        Robinson, Allie. “Disappointment as FEMA Denies Help to Southwest Virginia.”, April 27, 2017.

        ROBINSON | BRISTOL HERALD COURIER, A 2013, ‘Exactly two years ago, a tornado ripped through Glade Spring’, Bristol Herald Courier (VA), 27 Apr, (online NewsBank).

        Robinson, A 2011, ‘Glade Spring Christmas parade to honor tornado victims, volunteers’, CBS – 11 WJHL (Johnson City, TN), 1 Dec, (online NewsBank).

        Staff, T 2011, ‘Stories of survival in Glade Spring tornado’, Bristol Herald Courier (VA), 1 May, (online NewsBank).

        “STORM COVERAGE UPDATE: Storms Rip through Southwest Virginia.” SWVA Today, May 7, 2019.

        Tennis, J 2011, ‘Business owners vow to rebuild’, Bristol Herald Courier (VA), 29 Apr, (online NewsBank).

        Tennis, J 2011, ‘Business owners vow to rebuild’, Bristol Herald Courier (VA), 29 Apr, (online NewsBank).

        Tennis, J 2011, ‘Emory & Henry sets up shelter for those displaced by the storm’, Bristol Herald Courier (VA), 29 Apr, (online NewsBank).

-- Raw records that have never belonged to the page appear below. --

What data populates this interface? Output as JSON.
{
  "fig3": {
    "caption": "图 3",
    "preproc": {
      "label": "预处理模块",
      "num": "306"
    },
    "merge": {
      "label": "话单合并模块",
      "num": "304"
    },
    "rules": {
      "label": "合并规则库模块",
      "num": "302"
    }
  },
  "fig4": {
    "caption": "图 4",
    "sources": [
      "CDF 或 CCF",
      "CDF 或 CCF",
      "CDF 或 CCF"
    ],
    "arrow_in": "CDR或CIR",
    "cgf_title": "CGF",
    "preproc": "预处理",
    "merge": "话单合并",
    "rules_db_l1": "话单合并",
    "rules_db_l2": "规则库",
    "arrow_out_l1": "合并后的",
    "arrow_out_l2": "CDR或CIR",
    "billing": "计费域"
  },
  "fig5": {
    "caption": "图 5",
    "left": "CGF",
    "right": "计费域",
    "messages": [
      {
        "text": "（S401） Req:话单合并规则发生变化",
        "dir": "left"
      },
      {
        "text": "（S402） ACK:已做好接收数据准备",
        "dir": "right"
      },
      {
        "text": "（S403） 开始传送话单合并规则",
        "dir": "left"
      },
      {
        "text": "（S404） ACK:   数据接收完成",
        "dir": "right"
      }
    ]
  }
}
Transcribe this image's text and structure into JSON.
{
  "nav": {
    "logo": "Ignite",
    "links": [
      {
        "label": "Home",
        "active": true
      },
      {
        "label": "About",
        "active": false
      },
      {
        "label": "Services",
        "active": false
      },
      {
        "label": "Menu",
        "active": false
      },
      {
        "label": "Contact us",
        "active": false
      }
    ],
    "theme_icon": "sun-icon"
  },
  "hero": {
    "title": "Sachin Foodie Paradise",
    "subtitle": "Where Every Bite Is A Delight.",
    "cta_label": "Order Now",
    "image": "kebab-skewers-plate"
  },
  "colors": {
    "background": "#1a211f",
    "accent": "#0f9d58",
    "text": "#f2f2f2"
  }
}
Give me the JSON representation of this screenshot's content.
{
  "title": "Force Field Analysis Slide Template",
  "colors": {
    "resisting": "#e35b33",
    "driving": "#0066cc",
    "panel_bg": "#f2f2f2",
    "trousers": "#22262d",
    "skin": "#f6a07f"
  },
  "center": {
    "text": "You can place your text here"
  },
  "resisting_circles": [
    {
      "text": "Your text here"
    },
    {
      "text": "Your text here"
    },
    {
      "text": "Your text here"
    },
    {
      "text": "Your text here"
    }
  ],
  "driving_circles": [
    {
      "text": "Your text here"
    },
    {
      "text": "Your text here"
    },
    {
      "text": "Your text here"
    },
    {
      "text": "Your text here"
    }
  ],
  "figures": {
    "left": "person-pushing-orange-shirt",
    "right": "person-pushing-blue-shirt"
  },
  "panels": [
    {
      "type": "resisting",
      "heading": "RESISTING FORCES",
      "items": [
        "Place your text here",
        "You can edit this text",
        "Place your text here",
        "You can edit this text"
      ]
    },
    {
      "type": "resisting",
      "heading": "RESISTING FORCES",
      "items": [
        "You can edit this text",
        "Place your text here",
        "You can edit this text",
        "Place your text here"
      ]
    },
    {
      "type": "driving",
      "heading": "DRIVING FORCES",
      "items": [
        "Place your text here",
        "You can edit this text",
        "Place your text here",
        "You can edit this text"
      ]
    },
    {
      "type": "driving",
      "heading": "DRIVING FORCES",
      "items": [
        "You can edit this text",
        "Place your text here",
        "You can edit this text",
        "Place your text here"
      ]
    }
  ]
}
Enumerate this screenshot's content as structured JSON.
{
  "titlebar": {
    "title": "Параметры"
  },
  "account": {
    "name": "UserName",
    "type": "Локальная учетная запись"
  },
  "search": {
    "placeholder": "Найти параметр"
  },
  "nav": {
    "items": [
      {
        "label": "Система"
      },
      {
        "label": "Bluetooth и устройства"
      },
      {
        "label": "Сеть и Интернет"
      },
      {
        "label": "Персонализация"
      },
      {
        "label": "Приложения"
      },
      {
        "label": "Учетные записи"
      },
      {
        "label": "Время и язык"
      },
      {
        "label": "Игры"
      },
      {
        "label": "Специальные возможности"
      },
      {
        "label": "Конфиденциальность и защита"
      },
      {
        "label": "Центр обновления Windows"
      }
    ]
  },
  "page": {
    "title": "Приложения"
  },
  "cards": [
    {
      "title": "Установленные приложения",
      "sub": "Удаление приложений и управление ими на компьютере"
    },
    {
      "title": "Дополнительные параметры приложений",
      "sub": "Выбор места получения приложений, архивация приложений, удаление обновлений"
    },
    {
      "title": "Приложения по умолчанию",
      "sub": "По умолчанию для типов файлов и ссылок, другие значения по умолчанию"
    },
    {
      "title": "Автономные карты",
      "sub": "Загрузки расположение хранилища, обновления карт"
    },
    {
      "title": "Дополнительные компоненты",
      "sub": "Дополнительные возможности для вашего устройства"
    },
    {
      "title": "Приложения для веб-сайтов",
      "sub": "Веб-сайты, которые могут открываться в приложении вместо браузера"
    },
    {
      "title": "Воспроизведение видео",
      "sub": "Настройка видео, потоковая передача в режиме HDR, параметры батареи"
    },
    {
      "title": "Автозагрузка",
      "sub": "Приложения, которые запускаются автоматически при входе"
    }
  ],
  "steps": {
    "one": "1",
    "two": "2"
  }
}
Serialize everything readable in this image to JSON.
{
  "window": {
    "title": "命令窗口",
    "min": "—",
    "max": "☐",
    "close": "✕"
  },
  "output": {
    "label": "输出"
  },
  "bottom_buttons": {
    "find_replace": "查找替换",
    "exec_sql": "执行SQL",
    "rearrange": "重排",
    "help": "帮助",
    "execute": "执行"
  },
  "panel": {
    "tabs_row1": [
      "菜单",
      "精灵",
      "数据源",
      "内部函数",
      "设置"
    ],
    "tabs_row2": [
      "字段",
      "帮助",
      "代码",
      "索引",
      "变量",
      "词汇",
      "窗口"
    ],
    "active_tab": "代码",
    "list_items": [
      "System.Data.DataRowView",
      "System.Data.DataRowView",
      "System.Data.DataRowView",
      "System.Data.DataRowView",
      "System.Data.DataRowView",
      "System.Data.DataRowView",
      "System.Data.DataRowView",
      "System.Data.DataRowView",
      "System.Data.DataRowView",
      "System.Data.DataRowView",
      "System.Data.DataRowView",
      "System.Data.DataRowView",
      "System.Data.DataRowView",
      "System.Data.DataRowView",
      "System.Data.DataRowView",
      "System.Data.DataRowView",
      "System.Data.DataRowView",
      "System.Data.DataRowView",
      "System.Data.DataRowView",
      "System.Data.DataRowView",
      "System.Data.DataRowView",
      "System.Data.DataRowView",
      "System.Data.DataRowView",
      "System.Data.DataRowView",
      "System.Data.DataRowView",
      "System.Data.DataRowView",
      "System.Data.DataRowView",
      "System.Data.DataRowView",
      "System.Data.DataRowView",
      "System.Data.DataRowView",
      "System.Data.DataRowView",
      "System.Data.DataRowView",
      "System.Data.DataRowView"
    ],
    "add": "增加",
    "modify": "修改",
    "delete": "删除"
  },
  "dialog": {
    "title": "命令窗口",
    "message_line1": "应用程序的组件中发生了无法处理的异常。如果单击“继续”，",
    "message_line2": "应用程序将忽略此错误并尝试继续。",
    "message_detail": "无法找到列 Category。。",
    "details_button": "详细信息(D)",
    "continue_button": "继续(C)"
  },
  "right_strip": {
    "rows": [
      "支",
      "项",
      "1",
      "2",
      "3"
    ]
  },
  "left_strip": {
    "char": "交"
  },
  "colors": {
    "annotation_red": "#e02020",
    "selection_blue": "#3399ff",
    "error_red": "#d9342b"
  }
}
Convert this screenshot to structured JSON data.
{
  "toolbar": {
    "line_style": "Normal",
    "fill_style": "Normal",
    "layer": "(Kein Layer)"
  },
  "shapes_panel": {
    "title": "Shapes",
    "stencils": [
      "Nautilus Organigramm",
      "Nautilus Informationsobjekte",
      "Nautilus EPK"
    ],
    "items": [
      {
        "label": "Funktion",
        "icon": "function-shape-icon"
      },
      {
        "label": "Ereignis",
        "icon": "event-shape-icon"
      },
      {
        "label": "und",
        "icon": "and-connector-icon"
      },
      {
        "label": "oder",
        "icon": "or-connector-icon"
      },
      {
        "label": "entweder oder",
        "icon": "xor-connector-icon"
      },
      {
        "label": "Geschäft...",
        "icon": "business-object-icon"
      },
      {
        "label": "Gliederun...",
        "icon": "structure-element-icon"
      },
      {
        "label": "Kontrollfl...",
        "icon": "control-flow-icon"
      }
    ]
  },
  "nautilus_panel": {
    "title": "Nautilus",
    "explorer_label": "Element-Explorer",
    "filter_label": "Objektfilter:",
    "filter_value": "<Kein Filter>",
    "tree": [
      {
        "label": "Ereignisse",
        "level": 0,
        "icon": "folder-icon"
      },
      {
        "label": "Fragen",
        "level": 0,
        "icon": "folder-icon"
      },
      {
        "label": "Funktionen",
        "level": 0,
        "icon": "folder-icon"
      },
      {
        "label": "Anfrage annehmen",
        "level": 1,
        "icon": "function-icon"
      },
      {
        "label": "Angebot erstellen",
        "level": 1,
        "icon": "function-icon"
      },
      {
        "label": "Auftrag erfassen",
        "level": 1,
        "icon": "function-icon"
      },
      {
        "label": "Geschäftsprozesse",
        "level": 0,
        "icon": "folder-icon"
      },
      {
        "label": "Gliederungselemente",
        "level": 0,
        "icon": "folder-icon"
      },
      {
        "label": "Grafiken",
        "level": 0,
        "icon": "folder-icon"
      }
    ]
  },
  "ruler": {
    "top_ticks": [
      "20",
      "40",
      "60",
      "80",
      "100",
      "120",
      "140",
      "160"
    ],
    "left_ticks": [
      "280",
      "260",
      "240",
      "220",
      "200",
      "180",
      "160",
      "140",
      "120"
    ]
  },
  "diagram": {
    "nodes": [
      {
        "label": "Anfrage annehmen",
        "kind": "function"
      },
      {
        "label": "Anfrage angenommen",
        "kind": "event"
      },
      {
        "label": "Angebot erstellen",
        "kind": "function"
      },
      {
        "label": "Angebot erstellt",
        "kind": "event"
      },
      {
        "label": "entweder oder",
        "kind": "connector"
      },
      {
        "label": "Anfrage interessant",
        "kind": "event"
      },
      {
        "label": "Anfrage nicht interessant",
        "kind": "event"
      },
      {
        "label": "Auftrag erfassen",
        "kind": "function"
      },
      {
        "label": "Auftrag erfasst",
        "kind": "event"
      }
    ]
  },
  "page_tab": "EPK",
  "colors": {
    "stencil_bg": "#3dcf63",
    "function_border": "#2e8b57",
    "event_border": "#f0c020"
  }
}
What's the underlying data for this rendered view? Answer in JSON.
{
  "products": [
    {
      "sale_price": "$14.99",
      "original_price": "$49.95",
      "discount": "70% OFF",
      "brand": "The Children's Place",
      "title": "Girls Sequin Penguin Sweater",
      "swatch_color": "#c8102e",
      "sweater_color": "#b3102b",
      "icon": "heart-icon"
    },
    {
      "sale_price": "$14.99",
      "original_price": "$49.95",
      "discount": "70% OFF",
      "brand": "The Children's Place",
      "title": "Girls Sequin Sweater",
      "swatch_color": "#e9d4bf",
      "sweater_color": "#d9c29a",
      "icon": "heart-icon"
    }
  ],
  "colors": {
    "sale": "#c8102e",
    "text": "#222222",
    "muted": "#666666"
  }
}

        The Associated Press. “Help arrives in Glade Spring.” Daily Press (VA), May 16, 2011.

        The Roanoke Times. “Scary storms kill four in Glade Spring.” Daily Press (VA), April 30, 2011.

        “Utility Trailer’s Glade Spring Plant Back to Full Production after Tornado Damage.” FleetOwner.

        VA Department of Education. “State Superintendent Praises Division Recovery Efforts,” September 2011.

        Questions or comments about this summary?  Contact us here!

        Note:  There are some images/videos in our summaries that were licensed to us to be used only on this website. If you would like to use an image/video in your project or blog, please contact us and we will grant permission if possible.

        Newspaper clips are embedded via Please see their terms and conditions.


        Would you like to see more summaries like this one?  Support Tornado Talk on Patreon! Become a Patron!


        Leave a Reply

        Avatar placeholder
        You cannot copy content of this page